*** TASK MATERIAL ***
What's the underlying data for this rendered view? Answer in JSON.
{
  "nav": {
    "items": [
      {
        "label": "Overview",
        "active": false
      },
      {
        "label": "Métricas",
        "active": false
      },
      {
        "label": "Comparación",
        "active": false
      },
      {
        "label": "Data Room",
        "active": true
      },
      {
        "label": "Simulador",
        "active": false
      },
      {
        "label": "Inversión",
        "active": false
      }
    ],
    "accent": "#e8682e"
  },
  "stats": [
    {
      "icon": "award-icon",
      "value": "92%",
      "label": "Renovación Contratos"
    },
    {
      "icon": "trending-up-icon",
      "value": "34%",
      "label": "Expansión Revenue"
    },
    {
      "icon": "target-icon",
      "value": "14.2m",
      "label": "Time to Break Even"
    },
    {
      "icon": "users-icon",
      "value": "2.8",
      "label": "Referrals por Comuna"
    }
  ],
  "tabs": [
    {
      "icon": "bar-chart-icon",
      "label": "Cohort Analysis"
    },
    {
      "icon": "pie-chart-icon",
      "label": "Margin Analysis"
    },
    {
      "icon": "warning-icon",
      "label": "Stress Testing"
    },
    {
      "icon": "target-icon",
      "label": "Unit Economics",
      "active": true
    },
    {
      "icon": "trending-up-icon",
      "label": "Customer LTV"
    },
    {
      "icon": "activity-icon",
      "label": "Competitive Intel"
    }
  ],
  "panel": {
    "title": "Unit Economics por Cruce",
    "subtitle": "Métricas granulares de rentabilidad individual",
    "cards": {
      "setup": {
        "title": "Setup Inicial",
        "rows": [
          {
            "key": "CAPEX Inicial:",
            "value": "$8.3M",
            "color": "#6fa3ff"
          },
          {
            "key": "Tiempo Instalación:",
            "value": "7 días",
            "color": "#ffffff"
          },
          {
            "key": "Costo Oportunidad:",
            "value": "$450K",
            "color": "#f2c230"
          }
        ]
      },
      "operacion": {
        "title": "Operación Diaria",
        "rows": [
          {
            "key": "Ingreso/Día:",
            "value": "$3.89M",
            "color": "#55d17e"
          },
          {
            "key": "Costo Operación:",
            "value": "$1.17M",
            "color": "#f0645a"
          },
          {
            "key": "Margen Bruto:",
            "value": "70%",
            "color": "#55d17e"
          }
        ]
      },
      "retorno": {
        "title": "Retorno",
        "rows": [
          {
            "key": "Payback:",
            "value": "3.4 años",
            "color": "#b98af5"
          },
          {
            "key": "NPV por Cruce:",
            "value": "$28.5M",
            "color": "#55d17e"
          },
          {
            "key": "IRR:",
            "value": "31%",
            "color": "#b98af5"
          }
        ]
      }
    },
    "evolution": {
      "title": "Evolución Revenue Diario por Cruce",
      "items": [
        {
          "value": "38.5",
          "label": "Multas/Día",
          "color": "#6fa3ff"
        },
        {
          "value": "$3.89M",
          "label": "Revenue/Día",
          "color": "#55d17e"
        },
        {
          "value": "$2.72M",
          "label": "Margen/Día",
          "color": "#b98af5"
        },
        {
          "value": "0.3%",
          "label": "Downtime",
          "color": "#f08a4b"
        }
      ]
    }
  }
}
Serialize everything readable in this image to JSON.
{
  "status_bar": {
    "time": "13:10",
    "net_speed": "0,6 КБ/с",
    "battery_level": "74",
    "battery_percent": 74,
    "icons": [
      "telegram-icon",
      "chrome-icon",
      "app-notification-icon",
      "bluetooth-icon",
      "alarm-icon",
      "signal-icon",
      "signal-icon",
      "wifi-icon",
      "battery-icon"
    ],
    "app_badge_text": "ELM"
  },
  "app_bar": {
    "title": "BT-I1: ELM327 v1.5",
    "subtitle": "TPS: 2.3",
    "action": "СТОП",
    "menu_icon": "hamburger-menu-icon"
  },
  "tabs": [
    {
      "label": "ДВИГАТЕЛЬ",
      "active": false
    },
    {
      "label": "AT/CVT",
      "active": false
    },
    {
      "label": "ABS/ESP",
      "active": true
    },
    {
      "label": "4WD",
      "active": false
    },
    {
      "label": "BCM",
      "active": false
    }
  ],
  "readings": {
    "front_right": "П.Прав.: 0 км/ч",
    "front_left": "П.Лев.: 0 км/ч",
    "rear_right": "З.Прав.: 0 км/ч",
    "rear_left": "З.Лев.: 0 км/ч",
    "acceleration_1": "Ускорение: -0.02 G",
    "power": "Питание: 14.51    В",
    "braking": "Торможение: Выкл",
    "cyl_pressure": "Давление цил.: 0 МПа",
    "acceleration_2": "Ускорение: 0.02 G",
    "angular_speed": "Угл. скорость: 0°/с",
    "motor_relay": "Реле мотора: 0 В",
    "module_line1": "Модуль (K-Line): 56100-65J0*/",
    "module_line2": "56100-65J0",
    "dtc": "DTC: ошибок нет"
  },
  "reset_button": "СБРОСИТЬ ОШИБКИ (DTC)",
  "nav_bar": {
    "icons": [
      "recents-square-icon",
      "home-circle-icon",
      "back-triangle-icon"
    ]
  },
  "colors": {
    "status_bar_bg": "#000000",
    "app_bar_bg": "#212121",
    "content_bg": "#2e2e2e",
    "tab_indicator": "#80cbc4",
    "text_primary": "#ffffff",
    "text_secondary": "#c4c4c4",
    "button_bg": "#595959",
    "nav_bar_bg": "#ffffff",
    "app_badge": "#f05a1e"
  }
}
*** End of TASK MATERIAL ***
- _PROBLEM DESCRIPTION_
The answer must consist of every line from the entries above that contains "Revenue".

- _EXERCISE OUTPUT_
      "label": "Expansión Revenue"
      "title": "Evolución Revenue Diario por Cruce",
          "label": "Revenue/Día",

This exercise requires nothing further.